Especially the last point is important. Explicitly creating a Minimum Viable Product is one agile tactic to restrict feature creep. This is not a technical issue at all!
Mastering the solution domain
The solution domain is where we usually live as developers. It is our territory where we should be in control and any complexity is therefore unavoidable and a necessary evil. But is this actually true?
The battle about which language is “best” seems everlasting, though the argued languages change. As a programmer I think Paul Graham’s Blub paradox is spot on and we are certainly not using the best tools available.
But as an architect, I have to balance the technical merits over the practical issues. Perhaps a Java solution is inferior, in a theoretical sense, to some Haskell code or Scala turbocharged with some macro magic, but what would it mean to choose the “better”?
Development of a Haskell based solution would not be easy unless the whole team consists of some very peculiar people. Mortals will not find it easy to understand Haskell or Scala macros. Even if they do, are they able to take advantage of everything the language has to offer?
I’m not saying we should stick with what we have, but languages do not write software. People do.
Modularity is your best friend
Always aim for modular pieces with a single clear responsibility. This applies to all levels - a method, a class, a module, a software system. I could say more, but others have already written a lot about this.
“Software systems are unique compared to physical systems. Their architectures can grow incrementally, IF we maintain the proper separation of concerns.”
If my memory serves me correct, this was written in 1991 in Crafting a Compiler with C:
“Indeed, it is becoming increasingly clear, that for modern programs correctness rather than speed is the paramount concern.”
There are two ways of constructing a software design: One way is to make it so simple that there are obviously no deficiencies, and the other way is to make it so complicated that there are no obvious deficiencies. The first method is far more difficult.

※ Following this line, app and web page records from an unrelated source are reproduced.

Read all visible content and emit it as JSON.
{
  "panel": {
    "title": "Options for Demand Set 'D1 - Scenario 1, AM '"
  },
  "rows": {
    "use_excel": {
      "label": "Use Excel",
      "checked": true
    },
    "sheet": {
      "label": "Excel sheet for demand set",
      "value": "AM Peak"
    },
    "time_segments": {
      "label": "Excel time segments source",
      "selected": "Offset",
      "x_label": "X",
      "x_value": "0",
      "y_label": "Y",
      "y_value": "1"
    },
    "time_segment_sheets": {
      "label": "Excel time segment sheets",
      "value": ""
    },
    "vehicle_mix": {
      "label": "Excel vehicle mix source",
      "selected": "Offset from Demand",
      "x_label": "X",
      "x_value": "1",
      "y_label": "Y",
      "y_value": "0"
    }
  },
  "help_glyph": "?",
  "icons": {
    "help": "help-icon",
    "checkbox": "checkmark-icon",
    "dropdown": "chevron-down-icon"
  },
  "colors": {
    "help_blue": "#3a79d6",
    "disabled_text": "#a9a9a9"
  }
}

Composability is the future
Modularity is prequisite for, but does not guarantee composability. There is no universal definition for either, but I will give two examples.
Maven is not composable and it’s hardcoded expectations may cause severe headache. I came to same conclusions as Neal Ford some time ago. There is modularity in Maven, but in a limited sense.

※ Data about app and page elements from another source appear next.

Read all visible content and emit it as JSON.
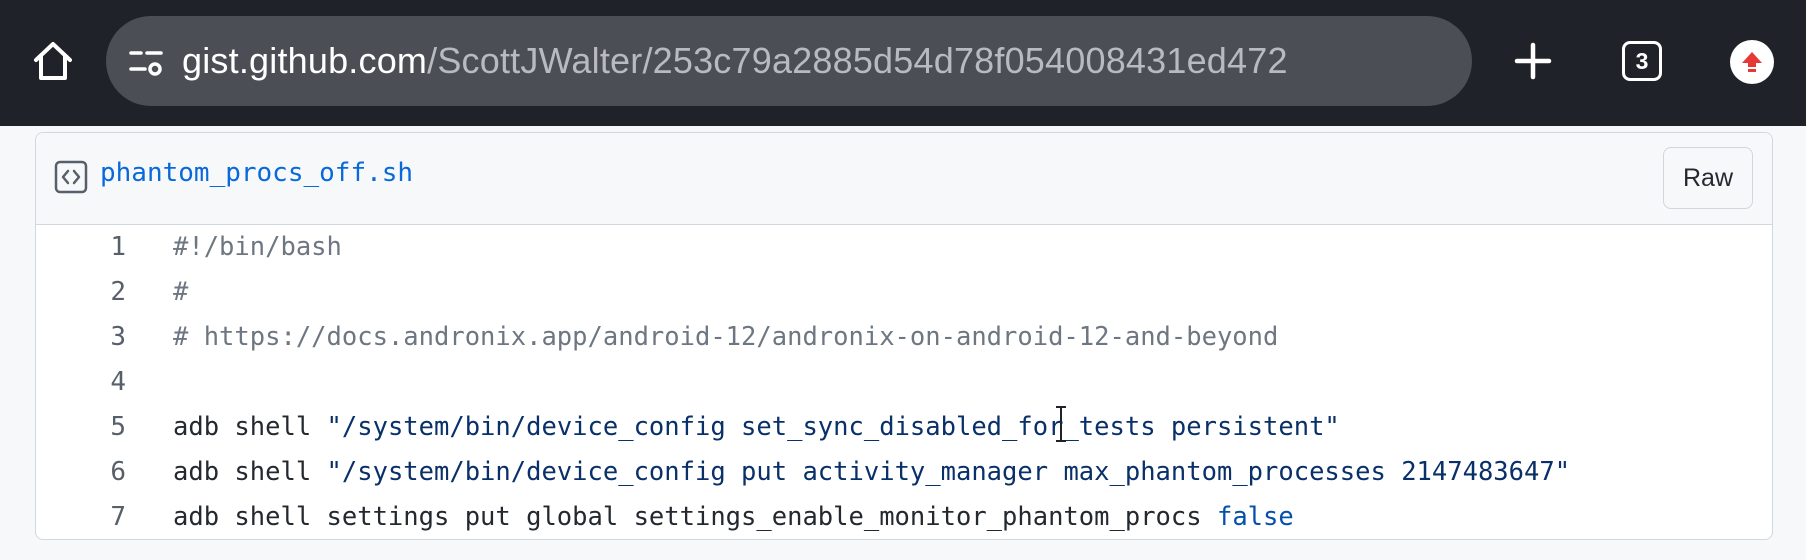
{
  "browser": {
    "url_domain": "gist.github.com",
    "url_path": "/ScottJWalter/253c79a2885d54d78f054008431ed472",
    "tab_count": "3",
    "icons": {
      "home": "home-icon",
      "site_settings": "tune-icon",
      "new_tab": "plus-icon",
      "update": "update-arrow-icon"
    },
    "colors": {
      "toolbar": "#1f2329",
      "urlbar": "#4b4f55",
      "update_accent": "#e53935"
    }
  },
  "gist_file": {
    "file_name": "phantom_procs_off.sh",
    "raw_label": "Raw",
    "icon": "code-file-icon",
    "lines": [
      {
        "num": "1",
        "segments": [
          {
            "text": "#!/bin/bash",
            "style": "comment"
          }
        ]
      },
      {
        "num": "2",
        "segments": [
          {
            "text": "#",
            "style": "comment"
          }
        ]
      },
      {
        "num": "3",
        "segments": [
          {
            "text": "# https://docs.andronix.app/android-12/andronix-on-android-12-and-beyond",
            "style": "comment"
          }
        ]
      },
      {
        "num": "4",
        "segments": []
      },
      {
        "num": "5",
        "segments": [
          {
            "text": "adb shell ",
            "style": "plain"
          },
          {
            "text": "\"/system/bin/device_config set_sync_disabled_for_tests persistent\"",
            "style": "string"
          }
        ]
      },
      {
        "num": "6",
        "segments": [
          {
            "text": "adb shell ",
            "style": "plain"
          },
          {
            "text": "\"/system/bin/device_config put activity_manager max_phantom_processes 2147483647\"",
            "style": "string"
          }
        ]
      },
      {
        "num": "7",
        "segments": [
          {
            "text": "adb shell settings put global settings_enable_monitor_phantom_procs ",
            "style": "plain"
          },
          {
            "text": "false",
            "style": "keyword"
          }
        ]
      }
    ]
  }
}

On the other hand, parser combinators are by definition composable. Tutorial on Scala parser combinators provides a practical tutorial on Scala. This is an extremely powerful approach to parsing compared to the traditional approach where the programmer writes the lexer and parser descriptions in a specific DSL and generates the implementation for a lexer and parser.
Tempting the dark side is
Even if you do everything to keep things simple, there are other stakeholders. Here are three essential lessons how people can create a complex mess inadvertently:
It is probably best to avoid architectural astronauts.
It is good to question oneself occasionally. When in doubt, remember the gloves.
There is the Light side too
Unix is, despite it’s shortcomings, a good example of modularity and composability. Exposing sockets as files, providing pipes to glue things together etc. provides an extremely powerful platform to build upon.
At the system integration level, ESB, SOA, REST etc. are all aiming at the same goal. Is it better to have twenty software systems integrated together or just one? I will take the former structure any day, but some people prefer the latter.
In the UK, a project to replace many healthcare systems with a big “do-it-all” system was canceled in 2011. See NHS project cancelled, money wasted for reference. The new approach proposed by the ICT industry is very different. Industry proposes that the new NHS system should be modular.
It is very hard to steer a big monolith to a new course when the requirements change, as they inevitably will. Much better if you:
- Create small modular pieces and let the system grow incrementally.
- Compose bigger pieces from the smaller ones.
- Specify and enforce boundaries. (This forms the “architecture” of the design.)
- Focus on the most important things first. (Prioritize the backlog in agile-speak.)
Easier said than done!